> _TASK TO CARRY OUT_
Reproduce the entries word for word, and omit any picture you find in them.

> _GIVEN DATA_
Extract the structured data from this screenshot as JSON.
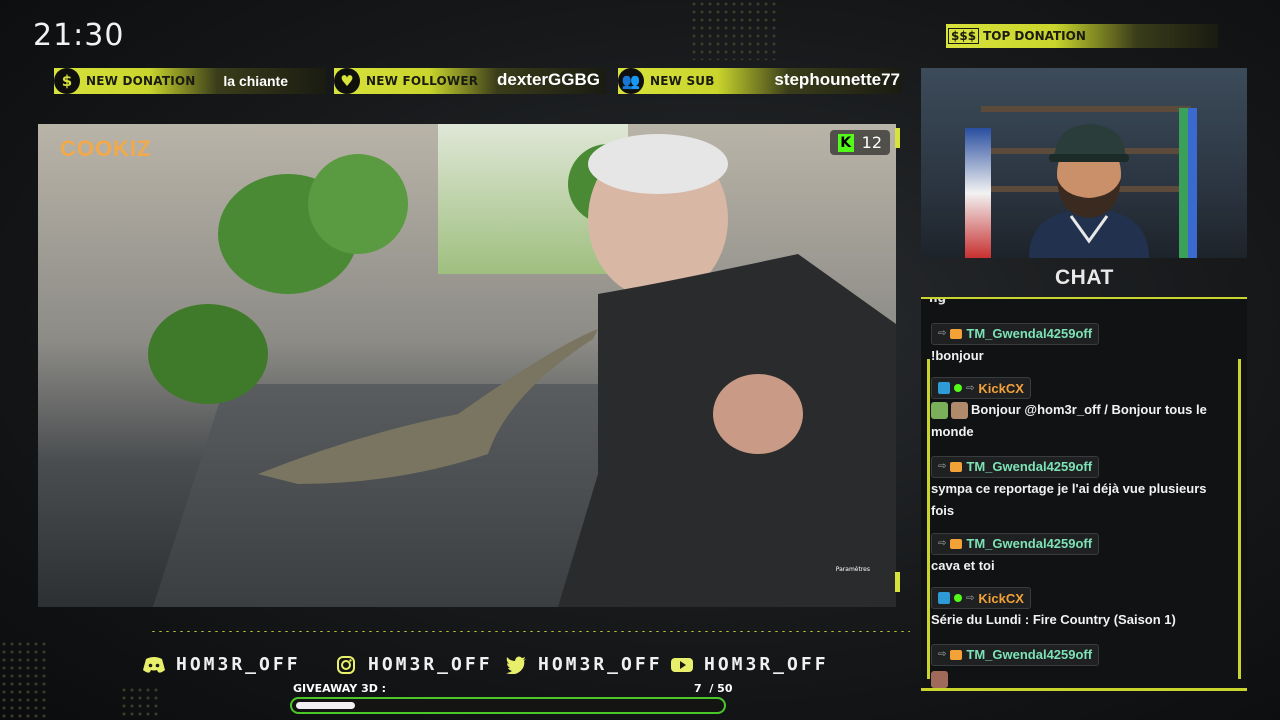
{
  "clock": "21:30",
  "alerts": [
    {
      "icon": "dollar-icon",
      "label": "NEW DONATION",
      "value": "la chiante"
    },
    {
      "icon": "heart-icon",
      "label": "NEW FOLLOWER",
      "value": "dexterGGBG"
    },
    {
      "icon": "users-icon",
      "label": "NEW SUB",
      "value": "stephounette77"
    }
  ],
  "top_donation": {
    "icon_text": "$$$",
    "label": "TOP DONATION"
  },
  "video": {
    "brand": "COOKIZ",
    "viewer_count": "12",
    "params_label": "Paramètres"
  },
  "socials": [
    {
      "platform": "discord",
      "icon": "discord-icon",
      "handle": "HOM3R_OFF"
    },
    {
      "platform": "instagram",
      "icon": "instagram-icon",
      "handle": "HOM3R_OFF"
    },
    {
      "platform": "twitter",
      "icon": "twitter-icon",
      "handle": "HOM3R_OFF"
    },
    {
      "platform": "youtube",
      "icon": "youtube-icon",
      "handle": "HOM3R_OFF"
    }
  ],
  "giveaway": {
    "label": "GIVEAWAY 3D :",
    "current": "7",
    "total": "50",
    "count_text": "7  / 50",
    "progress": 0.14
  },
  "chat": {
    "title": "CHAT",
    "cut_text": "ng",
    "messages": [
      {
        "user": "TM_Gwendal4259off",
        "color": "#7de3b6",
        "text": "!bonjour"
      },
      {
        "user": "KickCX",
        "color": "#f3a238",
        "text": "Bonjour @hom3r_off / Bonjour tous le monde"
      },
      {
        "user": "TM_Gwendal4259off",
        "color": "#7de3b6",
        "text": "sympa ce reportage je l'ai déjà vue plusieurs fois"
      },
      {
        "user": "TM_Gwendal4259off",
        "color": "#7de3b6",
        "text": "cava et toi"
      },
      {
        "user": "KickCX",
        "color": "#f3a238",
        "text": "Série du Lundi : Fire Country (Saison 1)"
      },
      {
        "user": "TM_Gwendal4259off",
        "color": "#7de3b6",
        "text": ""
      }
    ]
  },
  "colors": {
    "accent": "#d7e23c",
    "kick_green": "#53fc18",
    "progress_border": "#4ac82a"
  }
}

> _REPLY_
Extract the structured data from this screenshot as JSON.
{
  "clock": "21:30",
  "alerts": [
    {
      "icon": "dollar-icon",
      "label": "NEW DONATION",
      "value": "la chiante"
    },
    {
      "icon": "heart-icon",
      "label": "NEW FOLLOWER",
      "value": "dexterGGBG"
    },
    {
      "icon": "users-icon",
      "label": "NEW SUB",
      "value": "stephounette77"
    }
  ],
  "top_donation": {
    "icon_text": "$$$",
    "label": "TOP DONATION"
  },
  "video": {
    "brand": "COOKIZ",
    "viewer_count": "12",
    "params_label": "Paramètres"
  },
  "socials": [
    {
      "platform": "discord",
      "icon": "discord-icon",
      "handle": "HOM3R_OFF"
    },
    {
      "platform": "instagram",
      "icon": "instagram-icon",
      "handle": "HOM3R_OFF"
    },
    {
      "platform": "twitter",
      "icon": "twitter-icon",
      "handle": "HOM3R_OFF"
    },
    {
      "platform": "youtube",
      "icon": "youtube-icon",
      "handle": "HOM3R_OFF"
    }
  ],
  "giveaway": {
    "label": "GIVEAWAY 3D :",
    "current": "7",
    "total": "50",
    "count_text": "7  / 50",
    "progress": 0.14
  },
  "chat": {
    "title": "CHAT",
    "cut_text": "ng",
    "messages": [
      {
        "user": "TM_Gwendal4259off",
        "color": "#7de3b6",
        "text": "!bonjour"
      },
      {
        "user": "KickCX",
        "color": "#f3a238",
        "text": "Bonjour @hom3r_off / Bonjour tous le monde"
      },
      {
        "user": "TM_Gwendal4259off",
        "color": "#7de3b6",
        "text": "sympa ce reportage je l'ai déjà vue plusieurs fois"
      },
      {
        "user": "TM_Gwendal4259off",
        "color": "#7de3b6",
        "text": "cava et toi"
      },
      {
        "user": "KickCX",
        "color": "#f3a238",
        "text": "Série du Lundi : Fire Country (Saison 1)"
      },
      {
        "user": "TM_Gwendal4259off",
        "color": "#7de3b6",
        "text": ""
      }
    ]
  },
  "colors": {
    "accent": "#d7e23c",
    "kick_green": "#53fc18",
    "progress_border": "#4ac82a"
  }
}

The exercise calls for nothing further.